Body cameras have been receiving a lot of attention as a tool to increase police accountability ― and now a study shows they’re pretty effective at decreasing complaints against police, too.
The Cambridge University study, published this month in the journal Criminal Justice and Behavior, found that complaints against police officers filed by citizens decreased substantially after officers began wearing the monitoring devices.
The study followed seven police departments across the U.S. and the U.K., and tracked the number of complaints filed against the roughly 2,000 officers in the year before they began wearing body cameras, then compared that number to the complaints filed in the year after.
In all, complaints dropped from 1,539 in the year before to just 113 for all seven departments in the year after ― a dramatic reduction of 93 percent.
Of the seven departments studied, one saw a 100 percent decrease in the number of complaints filed.
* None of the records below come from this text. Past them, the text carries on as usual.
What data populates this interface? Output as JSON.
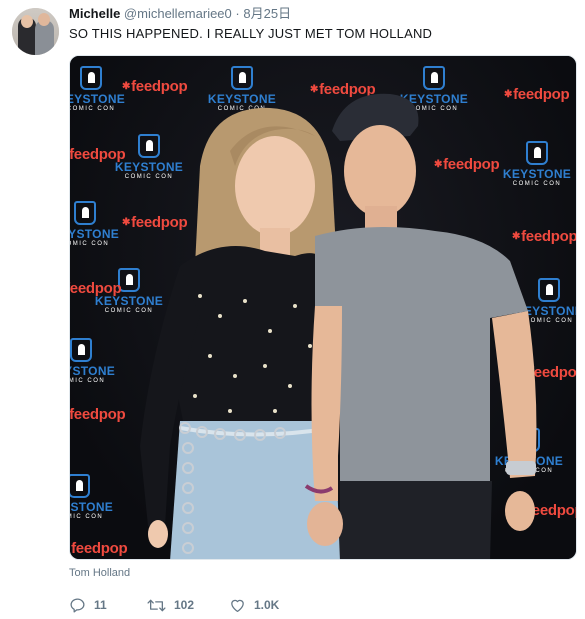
{
  "author": {
    "name": "Michelle",
    "handle": "@michellemariee0",
    "separator": "·",
    "date": "8月25日"
  },
  "tweet": {
    "text": "SO THIS HAPPENED. I REALLY JUST MET TOM HOLLAND"
  },
  "media": {
    "backdrop_logo_texts": [
      "feedpop",
      "KEYSTONE",
      "COMIC CON"
    ],
    "colors": {
      "feedpop": "#ef4a3f",
      "keystone": "#2f7fd0",
      "backdrop": "#0e0f14"
    }
  },
  "tag": "Tom Holland",
  "actions": {
    "reply": {
      "icon": "reply-icon",
      "count": "11"
    },
    "retweet": {
      "icon": "retweet-icon",
      "count": "102"
    },
    "like": {
      "icon": "heart-icon",
      "count": "1.0K"
    }
  }
}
The other six departments saw drops of 98 percent, 94 percent, 94 percent, 88 percent, 88 percent and 44 percent.
“I cannot think of any [other] single intervention in the history of policing that dramatically changed the way that officers behave, the way that suspects behave, and the way they interact with each other,” lead author Dr. Barak Ariel told the BBC, reacting to the findings.
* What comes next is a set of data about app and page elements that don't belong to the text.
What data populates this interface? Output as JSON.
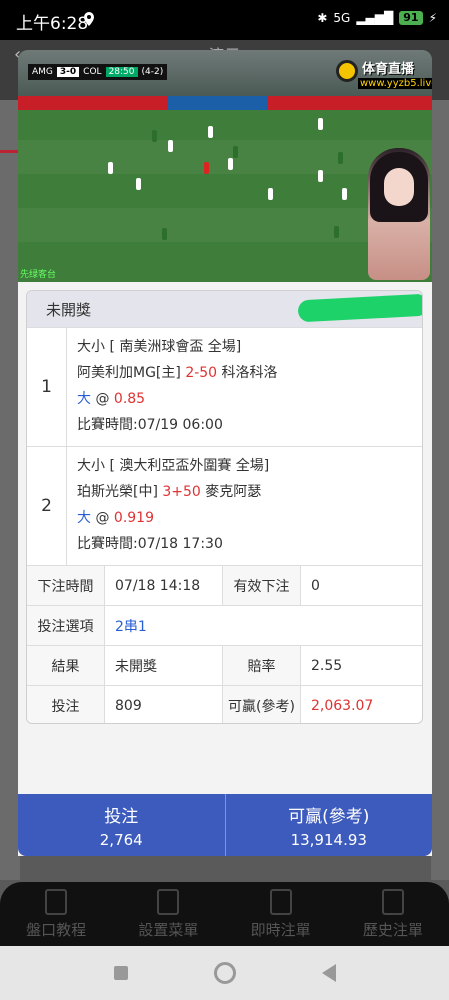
{
  "status_bar": {
    "time": "上午6:28",
    "battery": "91",
    "network": "5G"
  },
  "background_app": {
    "title": "演示"
  },
  "video": {
    "scoreboard": {
      "home": "AMG",
      "score": "3-0",
      "away": "COL",
      "clock": "28:50",
      "agg": "(4-2)"
    },
    "live_logo_name": "体育直播",
    "live_logo_url": "www.yyzb5.live",
    "watermark": "先绿客台"
  },
  "bet": {
    "status": "未開獎",
    "legs": [
      {
        "num": "1",
        "market": "大小 [ 南美洲球會盃 全場]",
        "home": "阿美利加MG[主]",
        "line": "2-50",
        "away": "科洛科洛",
        "pick": "大",
        "at": "@",
        "odds": "0.85",
        "time": "比賽時間:07/19 06:00"
      },
      {
        "num": "2",
        "market": "大小 [ 澳大利亞盃外圍賽 全場]",
        "home": "珀斯光榮[中]",
        "line": "3+50",
        "away": "麥克阿瑟",
        "pick": "大",
        "at": "@",
        "odds": "0.919",
        "time": "比賽時間:07/18 17:30"
      }
    ],
    "details": {
      "bet_time_label": "下注時間",
      "bet_time": "07/18 14:18",
      "valid_label": "有效下注",
      "valid": "0",
      "option_label": "投注選項",
      "option": "2串1",
      "result_label": "結果",
      "result": "未開獎",
      "odds_label": "賠率",
      "odds": "2.55",
      "stake_label": "投注",
      "stake": "809",
      "win_label": "可贏(參考)",
      "win": "2,063.07"
    }
  },
  "summary": {
    "stake_label": "投注",
    "stake": "2,764",
    "win_label": "可贏(參考)",
    "win": "13,914.93"
  },
  "bottom_nav": [
    {
      "label": "盤口教程",
      "icon": "book-icon"
    },
    {
      "label": "設置菜單",
      "icon": "edit-icon"
    },
    {
      "label": "即時注單",
      "icon": "close-doc-icon"
    },
    {
      "label": "歷史注單",
      "icon": "check-doc-icon"
    }
  ],
  "colors": {
    "accent_blue": "#3d5bbd",
    "odds_red": "#d33",
    "pick_blue": "#2a5fd4"
  }
}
I cannot think of any [other] single intervention in the history of policing that dramatically changed the way that officers behave, the way that suspects behave, and the way they interact with each other.
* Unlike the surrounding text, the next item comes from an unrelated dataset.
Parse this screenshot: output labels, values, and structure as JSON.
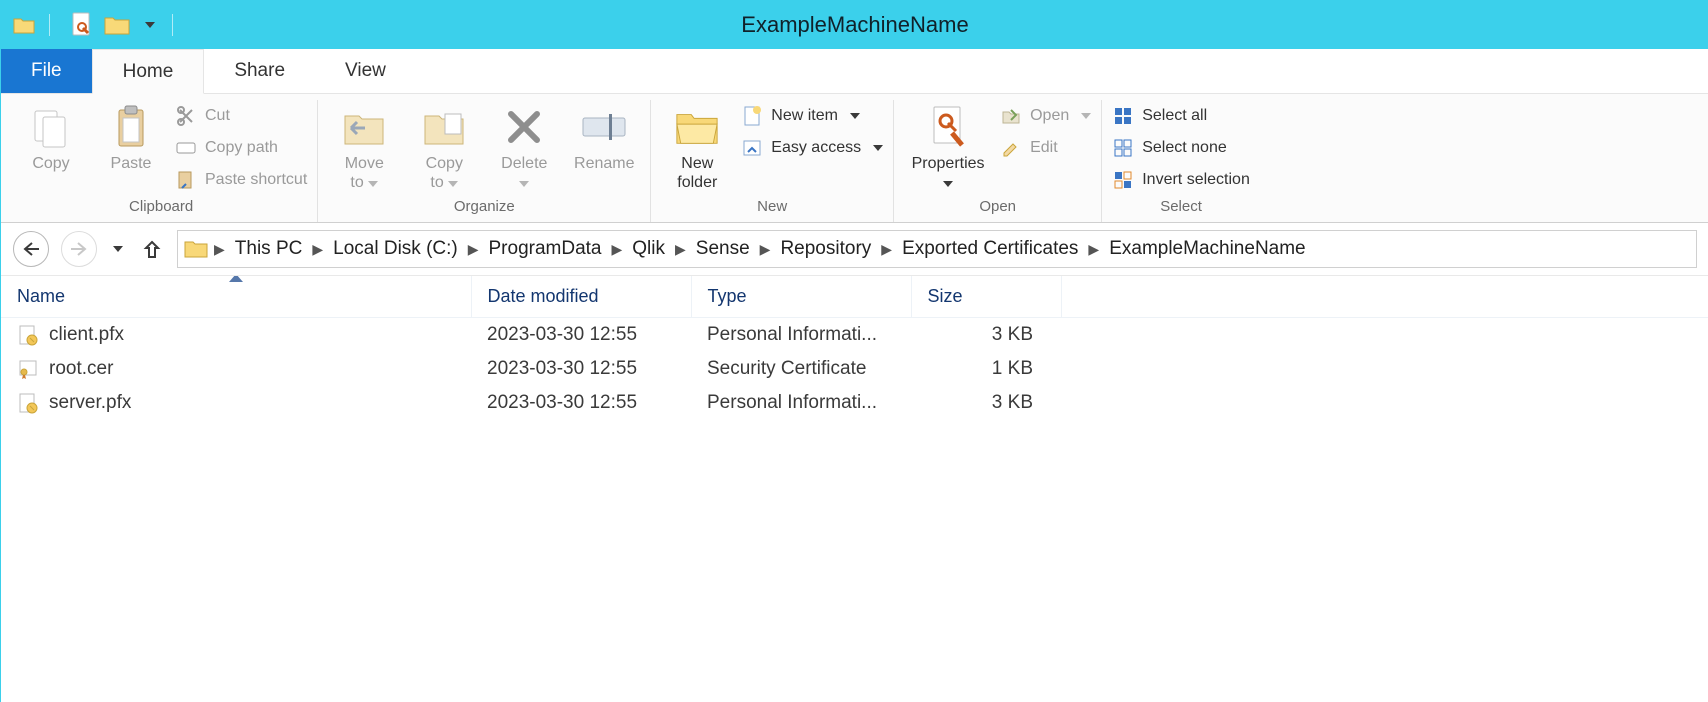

While the authors concede body cameras may not do much to improve the public perception of police legitimacy, which is a more “deeply rooted issue,” the devices do increase accountability for all parties involved ― including other officers who don’t even wear cameras.
The researchers recorded a decrease in complaints filed against officers who worked in the same departments, but did not wear a body camera, a phenomenon the authors label “contagious accountability.”
“Everyone was affected by it,” the study found, “even when the cameras were not in use, and collectively everyone in the department(s) attracted fewer complaints.”
In addition to the accountability created by recording each incident, the researchers argue that all parties benefit when officers initiate each interaction by noting they are wearing a body camera. Simply acknowledging the device has a deterrent effect.
The camera’s presence “should be announced as soon as possible when engaging with members of the public,” the authors write. “It primed both parties that a civilized manner was required and served as a nudge to enhance the participants’ awareness of being observed.”